----- The input

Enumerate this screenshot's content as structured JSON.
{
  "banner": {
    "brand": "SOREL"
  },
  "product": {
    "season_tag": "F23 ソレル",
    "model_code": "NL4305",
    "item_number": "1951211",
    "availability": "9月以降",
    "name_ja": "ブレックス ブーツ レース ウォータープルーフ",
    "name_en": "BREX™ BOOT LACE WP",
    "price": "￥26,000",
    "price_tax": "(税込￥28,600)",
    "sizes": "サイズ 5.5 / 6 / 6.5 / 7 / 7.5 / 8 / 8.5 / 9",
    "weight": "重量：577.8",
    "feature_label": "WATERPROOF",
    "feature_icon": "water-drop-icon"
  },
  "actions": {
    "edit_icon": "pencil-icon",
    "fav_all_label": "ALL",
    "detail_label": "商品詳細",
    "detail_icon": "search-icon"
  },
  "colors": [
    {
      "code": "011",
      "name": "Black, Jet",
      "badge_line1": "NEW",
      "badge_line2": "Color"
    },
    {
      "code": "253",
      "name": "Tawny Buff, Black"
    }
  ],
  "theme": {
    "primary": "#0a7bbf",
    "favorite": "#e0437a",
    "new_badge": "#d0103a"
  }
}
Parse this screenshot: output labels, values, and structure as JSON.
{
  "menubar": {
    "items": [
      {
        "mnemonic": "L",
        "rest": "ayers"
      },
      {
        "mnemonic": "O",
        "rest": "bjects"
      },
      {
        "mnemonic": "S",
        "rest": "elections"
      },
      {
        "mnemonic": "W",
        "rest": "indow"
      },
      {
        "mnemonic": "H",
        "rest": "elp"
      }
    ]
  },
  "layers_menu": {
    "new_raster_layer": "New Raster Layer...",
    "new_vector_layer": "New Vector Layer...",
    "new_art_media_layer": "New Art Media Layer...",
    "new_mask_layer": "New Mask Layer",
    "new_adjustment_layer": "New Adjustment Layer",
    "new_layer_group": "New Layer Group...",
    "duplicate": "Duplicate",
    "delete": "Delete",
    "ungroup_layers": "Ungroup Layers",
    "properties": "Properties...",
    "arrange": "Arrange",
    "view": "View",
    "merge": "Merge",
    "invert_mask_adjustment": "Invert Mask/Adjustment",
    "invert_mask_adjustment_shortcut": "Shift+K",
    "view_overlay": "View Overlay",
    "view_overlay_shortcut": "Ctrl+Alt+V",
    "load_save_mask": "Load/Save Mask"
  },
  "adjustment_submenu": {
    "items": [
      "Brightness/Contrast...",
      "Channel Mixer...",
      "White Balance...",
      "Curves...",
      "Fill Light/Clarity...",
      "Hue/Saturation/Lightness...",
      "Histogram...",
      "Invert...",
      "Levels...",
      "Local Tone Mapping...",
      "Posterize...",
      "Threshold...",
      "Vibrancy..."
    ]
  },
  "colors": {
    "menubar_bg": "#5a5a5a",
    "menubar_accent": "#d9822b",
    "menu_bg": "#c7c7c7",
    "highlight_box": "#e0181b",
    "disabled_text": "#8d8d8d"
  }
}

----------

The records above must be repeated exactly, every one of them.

#### Completed exercise
Enumerate this screenshot's content as structured JSON.
{
  "banner": {
    "brand": "SOREL"
  },
  "product": {
    "season_tag": "F23 ソレル",
    "model_code": "NL4305",
    "item_number": "1951211",
    "availability": "9月以降",
    "name_ja": "ブレックス ブーツ レース ウォータープルーフ",
    "name_en": "BREX™ BOOT LACE WP",
    "price": "￥26,000",
    "price_tax": "(税込￥28,600)",
    "sizes": "サイズ 5.5 / 6 / 6.5 / 7 / 7.5 / 8 / 8.5 / 9",
    "weight": "重量：577.8",
    "feature_label": "WATERPROOF",
    "feature_icon": "water-drop-icon"
  },
  "actions": {
    "edit_icon": "pencil-icon",
    "fav_all_label": "ALL",
    "detail_label": "商品詳細",
    "detail_icon": "search-icon"
  },
  "colors": [
    {
      "code": "011",
      "name": "Black, Jet",
      "badge_line1": "NEW",
      "badge_line2": "Color"
    },
    {
      "code": "253",
      "name": "Tawny Buff, Black"
    }
  ],
  "theme": {
    "primary": "#0a7bbf",
    "favorite": "#e0437a",
    "new_badge": "#d0103a"
  }
}
Parse this screenshot: output labels, values, and structure as JSON.
{
  "menubar": {
    "items": [
      {
        "mnemonic": "L",
        "rest": "ayers"
      },
      {
        "mnemonic": "O",
        "rest": "bjects"
      },
      {
        "mnemonic": "S",
        "rest": "elections"
      },
      {
        "mnemonic": "W",
        "rest": "indow"
      },
      {
        "mnemonic": "H",
        "rest": "elp"
      }
    ]
  },
  "layers_menu": {
    "new_raster_layer": "New Raster Layer...",
    "new_vector_layer": "New Vector Layer...",
    "new_art_media_layer": "New Art Media Layer...",
    "new_mask_layer": "New Mask Layer",
    "new_adjustment_layer": "New Adjustment Layer",
    "new_layer_group": "New Layer Group...",
    "duplicate": "Duplicate",
    "delete": "Delete",
    "ungroup_layers": "Ungroup Layers",
    "properties": "Properties...",
    "arrange": "Arrange",
    "view": "View",
    "merge": "Merge",
    "invert_mask_adjustment": "Invert Mask/Adjustment",
    "invert_mask_adjustment_shortcut": "Shift+K",
    "view_overlay": "View Overlay",
    "view_overlay_shortcut": "Ctrl+Alt+V",
    "load_save_mask": "Load/Save Mask"
  },
  "adjustment_submenu": {
    "items": [
      "Brightness/Contrast...",
      "Channel Mixer...",
      "White Balance...",
      "Curves...",
      "Fill Light/Clarity...",
      "Hue/Saturation/Lightness...",
      "Histogram...",
      "Invert...",
      "Levels...",
      "Local Tone Mapping...",
      "Posterize...",
      "Threshold...",
      "Vibrancy..."
    ]
  },
  "colors": {
    "menubar_bg": "#5a5a5a",
    "menubar_accent": "#d9822b",
    "menu_bg": "#c7c7c7",
    "highlight_box": "#e0181b",
    "disabled_text": "#8d8d8d"
  }
}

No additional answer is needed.